The output should be all lines of the entries below in which the word "admin" occurs.
=== Records for the task ===
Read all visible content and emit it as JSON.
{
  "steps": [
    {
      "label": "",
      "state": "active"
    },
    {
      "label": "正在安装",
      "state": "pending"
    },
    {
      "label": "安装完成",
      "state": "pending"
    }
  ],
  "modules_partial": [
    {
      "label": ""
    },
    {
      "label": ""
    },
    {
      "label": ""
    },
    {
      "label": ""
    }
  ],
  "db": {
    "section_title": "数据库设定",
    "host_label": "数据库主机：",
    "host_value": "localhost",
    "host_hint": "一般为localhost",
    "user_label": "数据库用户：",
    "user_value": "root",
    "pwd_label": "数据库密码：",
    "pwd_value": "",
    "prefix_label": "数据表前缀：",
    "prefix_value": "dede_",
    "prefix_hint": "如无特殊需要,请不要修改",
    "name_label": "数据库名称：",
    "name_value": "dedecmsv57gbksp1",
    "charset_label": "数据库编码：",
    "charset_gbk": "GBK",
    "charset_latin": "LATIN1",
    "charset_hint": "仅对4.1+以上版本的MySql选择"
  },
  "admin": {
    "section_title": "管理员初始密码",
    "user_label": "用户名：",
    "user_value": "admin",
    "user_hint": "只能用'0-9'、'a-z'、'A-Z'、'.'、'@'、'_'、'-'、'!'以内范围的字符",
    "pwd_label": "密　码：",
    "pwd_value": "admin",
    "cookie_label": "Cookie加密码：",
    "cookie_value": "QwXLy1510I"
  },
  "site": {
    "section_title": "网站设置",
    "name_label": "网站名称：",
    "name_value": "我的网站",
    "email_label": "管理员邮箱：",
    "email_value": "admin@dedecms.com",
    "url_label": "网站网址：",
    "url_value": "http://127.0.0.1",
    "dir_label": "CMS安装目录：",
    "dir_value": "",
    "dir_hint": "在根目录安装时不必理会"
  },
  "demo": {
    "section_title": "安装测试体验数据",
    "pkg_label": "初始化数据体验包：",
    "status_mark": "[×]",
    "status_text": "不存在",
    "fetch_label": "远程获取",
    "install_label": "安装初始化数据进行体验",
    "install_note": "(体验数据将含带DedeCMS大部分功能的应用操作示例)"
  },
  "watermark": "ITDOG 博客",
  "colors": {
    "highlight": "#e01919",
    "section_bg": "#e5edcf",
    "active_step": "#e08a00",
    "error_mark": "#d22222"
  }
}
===
Response:
  "admin": {
    "user_value": "admin",
    "pwd_value": "admin",
    "email_value": "admin@dedecms.com",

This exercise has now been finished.